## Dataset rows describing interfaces
=== Begin Enclosure ===
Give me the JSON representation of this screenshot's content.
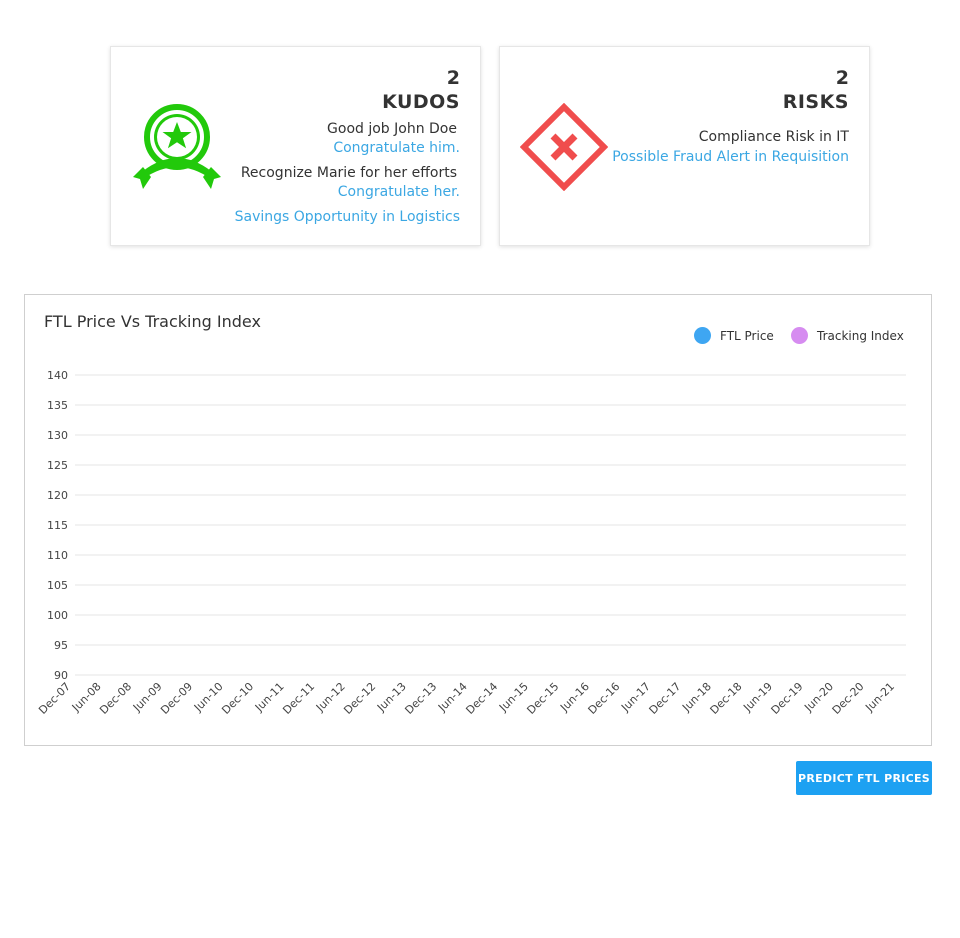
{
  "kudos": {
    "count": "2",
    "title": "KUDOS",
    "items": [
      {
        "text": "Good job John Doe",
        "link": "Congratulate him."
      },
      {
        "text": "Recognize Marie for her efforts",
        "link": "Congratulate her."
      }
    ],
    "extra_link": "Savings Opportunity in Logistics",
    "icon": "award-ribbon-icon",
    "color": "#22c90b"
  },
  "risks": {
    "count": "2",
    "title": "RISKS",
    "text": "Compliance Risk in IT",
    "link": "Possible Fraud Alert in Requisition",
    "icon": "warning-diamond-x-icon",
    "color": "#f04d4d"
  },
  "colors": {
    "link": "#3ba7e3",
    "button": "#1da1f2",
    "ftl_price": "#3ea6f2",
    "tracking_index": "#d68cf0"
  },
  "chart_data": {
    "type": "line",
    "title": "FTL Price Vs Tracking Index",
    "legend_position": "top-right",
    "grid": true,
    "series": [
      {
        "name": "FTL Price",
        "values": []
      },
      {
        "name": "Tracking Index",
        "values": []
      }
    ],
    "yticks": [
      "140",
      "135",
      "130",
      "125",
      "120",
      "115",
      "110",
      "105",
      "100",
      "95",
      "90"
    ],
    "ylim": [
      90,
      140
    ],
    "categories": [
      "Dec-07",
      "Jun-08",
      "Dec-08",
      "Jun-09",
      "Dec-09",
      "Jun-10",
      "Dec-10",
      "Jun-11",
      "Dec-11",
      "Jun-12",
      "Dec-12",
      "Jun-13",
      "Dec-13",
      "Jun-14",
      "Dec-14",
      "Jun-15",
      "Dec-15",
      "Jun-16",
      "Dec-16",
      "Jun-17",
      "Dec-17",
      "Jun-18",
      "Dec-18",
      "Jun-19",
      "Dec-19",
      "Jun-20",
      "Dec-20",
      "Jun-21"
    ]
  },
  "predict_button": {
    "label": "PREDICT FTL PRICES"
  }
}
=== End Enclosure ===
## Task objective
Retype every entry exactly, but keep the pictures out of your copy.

## Response area
Give me the JSON representation of this screenshot's content.
{
  "kudos": {
    "count": "2",
    "title": "KUDOS",
    "items": [
      {
        "text": "Good job John Doe",
        "link": "Congratulate him."
      },
      {
        "text": "Recognize Marie for her efforts",
        "link": "Congratulate her."
      }
    ],
    "extra_link": "Savings Opportunity in Logistics",
    "icon": "award-ribbon-icon",
    "color": "#22c90b"
  },
  "risks": {
    "count": "2",
    "title": "RISKS",
    "text": "Compliance Risk in IT",
    "link": "Possible Fraud Alert in Requisition",
    "icon": "warning-diamond-x-icon",
    "color": "#f04d4d"
  },
  "colors": {
    "link": "#3ba7e3",
    "button": "#1da1f2",
    "ftl_price": "#3ea6f2",
    "tracking_index": "#d68cf0"
  },
  "chart_data": {
    "type": "line",
    "title": "FTL Price Vs Tracking Index",
    "legend_position": "top-right",
    "grid": true,
    "series": [
      {
        "name": "FTL Price",
        "values": []
      },
      {
        "name": "Tracking Index",
        "values": []
      }
    ],
    "yticks": [
      "140",
      "135",
      "130",
      "125",
      "120",
      "115",
      "110",
      "105",
      "100",
      "95",
      "90"
    ],
    "ylim": [
      90,
      140
    ],
    "categories": [
      "Dec-07",
      "Jun-08",
      "Dec-08",
      "Jun-09",
      "Dec-09",
      "Jun-10",
      "Dec-10",
      "Jun-11",
      "Dec-11",
      "Jun-12",
      "Dec-12",
      "Jun-13",
      "Dec-13",
      "Jun-14",
      "Dec-14",
      "Jun-15",
      "Dec-15",
      "Jun-16",
      "Dec-16",
      "Jun-17",
      "Dec-17",
      "Jun-18",
      "Dec-18",
      "Jun-19",
      "Dec-19",
      "Jun-20",
      "Dec-20",
      "Jun-21"
    ]
  },
  "predict_button": {
    "label": "PREDICT FTL PRICES"
  }
}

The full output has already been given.